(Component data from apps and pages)
· · ·
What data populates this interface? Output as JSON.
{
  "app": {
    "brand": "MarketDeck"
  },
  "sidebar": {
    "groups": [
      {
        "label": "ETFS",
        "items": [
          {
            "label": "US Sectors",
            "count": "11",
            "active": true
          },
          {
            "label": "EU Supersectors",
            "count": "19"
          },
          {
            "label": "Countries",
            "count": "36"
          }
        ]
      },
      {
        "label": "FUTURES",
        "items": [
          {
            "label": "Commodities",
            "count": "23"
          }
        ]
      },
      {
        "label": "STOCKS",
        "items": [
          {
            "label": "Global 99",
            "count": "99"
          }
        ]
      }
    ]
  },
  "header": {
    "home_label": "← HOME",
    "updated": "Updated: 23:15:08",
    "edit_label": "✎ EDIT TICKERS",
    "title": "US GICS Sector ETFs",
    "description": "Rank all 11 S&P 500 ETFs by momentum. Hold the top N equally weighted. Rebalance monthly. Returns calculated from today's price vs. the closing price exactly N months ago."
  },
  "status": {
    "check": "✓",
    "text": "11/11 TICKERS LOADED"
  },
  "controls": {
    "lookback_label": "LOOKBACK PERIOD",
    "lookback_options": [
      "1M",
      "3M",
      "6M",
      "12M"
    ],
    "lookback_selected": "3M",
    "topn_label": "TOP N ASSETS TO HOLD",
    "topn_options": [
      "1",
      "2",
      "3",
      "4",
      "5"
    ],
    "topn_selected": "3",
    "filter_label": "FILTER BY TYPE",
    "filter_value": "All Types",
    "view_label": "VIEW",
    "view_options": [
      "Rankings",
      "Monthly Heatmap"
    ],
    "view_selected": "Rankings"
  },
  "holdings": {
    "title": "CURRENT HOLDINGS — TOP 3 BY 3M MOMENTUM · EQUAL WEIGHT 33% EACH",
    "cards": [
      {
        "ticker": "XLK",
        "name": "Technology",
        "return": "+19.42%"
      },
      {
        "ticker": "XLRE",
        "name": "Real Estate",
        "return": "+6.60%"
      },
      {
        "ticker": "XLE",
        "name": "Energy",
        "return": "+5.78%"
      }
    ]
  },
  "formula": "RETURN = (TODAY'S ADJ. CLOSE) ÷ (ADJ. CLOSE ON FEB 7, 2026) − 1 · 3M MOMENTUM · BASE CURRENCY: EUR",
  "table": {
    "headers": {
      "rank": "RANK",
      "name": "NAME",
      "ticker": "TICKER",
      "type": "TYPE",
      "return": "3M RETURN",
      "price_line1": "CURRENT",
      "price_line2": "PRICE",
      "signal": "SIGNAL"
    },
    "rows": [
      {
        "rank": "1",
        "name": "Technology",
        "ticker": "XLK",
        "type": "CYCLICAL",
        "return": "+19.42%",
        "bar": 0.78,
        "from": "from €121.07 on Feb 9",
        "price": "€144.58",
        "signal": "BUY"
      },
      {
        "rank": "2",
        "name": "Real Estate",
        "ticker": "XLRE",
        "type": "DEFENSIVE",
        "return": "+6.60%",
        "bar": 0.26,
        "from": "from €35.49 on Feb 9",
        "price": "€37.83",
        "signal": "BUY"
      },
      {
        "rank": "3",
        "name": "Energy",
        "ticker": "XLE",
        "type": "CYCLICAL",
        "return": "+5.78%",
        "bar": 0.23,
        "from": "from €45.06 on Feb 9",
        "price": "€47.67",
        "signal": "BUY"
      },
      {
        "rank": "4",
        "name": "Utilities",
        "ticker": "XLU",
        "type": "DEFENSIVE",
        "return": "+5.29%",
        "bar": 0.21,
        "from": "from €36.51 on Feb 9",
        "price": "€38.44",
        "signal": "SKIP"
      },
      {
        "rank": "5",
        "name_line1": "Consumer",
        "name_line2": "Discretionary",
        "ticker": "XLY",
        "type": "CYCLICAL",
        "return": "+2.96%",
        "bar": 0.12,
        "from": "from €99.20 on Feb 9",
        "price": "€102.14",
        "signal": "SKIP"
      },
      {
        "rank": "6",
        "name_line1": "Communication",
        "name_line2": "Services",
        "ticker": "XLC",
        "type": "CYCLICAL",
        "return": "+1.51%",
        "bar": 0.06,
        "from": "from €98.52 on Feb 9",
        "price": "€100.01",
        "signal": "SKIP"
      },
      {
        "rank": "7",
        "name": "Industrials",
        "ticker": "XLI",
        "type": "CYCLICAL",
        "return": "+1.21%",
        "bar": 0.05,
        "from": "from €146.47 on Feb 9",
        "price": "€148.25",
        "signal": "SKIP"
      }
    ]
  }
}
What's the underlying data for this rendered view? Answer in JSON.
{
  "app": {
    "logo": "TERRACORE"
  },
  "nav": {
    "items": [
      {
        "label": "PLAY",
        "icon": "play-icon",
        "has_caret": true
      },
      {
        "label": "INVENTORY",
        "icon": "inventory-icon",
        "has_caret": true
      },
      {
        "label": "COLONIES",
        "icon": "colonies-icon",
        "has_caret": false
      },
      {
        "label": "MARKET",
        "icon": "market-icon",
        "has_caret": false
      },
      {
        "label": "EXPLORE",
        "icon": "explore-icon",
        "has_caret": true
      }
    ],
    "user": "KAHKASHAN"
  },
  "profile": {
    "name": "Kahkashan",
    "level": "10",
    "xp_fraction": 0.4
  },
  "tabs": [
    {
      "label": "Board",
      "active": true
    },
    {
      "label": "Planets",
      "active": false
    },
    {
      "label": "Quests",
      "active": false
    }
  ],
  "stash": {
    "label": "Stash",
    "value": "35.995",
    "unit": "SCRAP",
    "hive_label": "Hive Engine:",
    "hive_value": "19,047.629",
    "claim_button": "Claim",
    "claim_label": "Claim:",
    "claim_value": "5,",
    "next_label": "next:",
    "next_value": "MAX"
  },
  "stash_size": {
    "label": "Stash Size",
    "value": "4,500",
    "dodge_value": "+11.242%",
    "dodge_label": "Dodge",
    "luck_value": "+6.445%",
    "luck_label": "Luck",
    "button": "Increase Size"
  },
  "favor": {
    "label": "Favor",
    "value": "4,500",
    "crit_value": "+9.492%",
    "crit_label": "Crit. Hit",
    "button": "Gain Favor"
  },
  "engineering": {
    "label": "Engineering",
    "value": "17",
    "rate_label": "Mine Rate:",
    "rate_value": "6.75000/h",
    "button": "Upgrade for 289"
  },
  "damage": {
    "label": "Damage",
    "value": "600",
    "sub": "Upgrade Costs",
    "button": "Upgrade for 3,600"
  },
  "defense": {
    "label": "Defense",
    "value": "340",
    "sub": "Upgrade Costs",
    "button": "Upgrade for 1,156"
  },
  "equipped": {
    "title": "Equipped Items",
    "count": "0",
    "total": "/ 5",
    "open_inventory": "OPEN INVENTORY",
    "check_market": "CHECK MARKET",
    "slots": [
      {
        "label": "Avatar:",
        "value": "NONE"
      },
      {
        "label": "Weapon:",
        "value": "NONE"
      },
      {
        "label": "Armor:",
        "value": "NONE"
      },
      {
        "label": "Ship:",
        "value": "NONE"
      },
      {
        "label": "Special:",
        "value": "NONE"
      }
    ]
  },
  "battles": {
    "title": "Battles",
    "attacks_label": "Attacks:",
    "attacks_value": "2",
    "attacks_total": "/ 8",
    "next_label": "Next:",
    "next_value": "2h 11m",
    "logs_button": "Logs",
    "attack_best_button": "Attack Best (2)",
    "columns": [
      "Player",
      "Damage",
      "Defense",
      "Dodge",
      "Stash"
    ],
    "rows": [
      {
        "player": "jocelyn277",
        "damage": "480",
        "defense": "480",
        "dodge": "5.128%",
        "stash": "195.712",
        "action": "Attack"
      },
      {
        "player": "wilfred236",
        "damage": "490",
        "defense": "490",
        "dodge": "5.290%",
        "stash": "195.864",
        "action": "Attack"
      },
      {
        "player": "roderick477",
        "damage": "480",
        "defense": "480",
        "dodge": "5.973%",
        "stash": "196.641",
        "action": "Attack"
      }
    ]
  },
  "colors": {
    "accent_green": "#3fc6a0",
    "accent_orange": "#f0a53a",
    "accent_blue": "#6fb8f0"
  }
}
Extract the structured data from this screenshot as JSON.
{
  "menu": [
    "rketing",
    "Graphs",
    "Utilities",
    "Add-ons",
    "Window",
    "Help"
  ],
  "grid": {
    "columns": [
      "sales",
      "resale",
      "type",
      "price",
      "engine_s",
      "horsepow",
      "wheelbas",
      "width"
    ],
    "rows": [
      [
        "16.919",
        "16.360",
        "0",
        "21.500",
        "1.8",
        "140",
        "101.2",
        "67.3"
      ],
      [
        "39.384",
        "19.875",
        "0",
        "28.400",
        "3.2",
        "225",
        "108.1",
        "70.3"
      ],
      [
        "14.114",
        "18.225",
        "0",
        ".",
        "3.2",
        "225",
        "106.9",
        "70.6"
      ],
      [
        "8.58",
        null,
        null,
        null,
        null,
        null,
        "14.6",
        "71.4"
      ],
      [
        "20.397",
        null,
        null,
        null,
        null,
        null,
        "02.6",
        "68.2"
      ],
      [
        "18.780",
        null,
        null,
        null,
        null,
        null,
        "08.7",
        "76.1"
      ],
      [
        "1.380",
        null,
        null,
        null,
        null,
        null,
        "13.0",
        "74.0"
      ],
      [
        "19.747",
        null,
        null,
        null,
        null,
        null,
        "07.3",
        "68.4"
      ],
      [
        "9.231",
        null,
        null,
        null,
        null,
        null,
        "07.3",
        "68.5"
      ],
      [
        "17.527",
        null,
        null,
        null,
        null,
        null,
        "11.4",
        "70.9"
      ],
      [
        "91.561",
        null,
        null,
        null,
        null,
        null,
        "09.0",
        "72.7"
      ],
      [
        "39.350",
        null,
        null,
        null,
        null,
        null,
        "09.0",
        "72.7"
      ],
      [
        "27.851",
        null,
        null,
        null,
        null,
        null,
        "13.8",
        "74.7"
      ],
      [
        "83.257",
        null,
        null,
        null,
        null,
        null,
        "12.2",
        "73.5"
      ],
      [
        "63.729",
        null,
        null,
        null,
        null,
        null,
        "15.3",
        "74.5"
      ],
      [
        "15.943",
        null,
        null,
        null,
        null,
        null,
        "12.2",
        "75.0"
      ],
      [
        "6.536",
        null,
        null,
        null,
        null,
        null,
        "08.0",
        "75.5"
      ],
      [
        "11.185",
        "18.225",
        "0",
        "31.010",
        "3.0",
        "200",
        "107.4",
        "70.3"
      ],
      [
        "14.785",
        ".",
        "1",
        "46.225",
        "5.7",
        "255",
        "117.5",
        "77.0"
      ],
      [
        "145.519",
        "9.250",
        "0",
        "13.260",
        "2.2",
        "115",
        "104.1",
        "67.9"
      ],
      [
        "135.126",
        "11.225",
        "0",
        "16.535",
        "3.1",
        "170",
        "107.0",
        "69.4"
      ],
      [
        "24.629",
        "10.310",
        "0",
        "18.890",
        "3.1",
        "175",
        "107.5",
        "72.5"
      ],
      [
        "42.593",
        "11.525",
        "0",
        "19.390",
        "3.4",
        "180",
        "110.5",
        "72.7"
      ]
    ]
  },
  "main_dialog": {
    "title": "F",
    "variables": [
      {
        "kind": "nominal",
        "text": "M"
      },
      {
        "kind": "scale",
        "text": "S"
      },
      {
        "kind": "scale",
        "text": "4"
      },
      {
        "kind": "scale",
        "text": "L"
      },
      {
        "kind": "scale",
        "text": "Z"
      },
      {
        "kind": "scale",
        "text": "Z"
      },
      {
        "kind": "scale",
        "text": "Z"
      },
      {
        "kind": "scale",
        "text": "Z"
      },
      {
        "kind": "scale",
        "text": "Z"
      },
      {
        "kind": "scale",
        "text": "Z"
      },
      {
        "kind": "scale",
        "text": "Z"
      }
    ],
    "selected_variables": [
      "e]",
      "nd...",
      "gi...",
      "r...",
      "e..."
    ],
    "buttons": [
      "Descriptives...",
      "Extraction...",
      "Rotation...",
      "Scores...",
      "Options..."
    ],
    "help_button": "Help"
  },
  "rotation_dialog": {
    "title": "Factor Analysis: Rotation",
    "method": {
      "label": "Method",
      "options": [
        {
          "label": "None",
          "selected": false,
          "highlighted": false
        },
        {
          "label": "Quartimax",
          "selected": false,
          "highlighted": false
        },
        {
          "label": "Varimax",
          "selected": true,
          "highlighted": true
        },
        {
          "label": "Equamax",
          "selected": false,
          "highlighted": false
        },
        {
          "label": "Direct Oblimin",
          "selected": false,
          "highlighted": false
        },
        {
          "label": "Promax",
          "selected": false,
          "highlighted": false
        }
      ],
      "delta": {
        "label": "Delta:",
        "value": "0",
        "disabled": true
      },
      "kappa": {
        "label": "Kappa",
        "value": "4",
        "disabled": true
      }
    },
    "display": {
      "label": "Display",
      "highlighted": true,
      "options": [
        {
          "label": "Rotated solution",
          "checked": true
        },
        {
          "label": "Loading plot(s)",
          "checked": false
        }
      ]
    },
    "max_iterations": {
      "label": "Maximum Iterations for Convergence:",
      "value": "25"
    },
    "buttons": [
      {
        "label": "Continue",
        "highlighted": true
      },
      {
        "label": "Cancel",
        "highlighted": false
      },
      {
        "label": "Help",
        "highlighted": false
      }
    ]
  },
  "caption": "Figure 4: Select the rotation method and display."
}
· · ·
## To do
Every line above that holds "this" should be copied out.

## Finished task
What data populates this interface? Output as JSON.
What's the underlying data for this rendered view? Answer in JSON.
Extract the structured data from this screenshot as JSON.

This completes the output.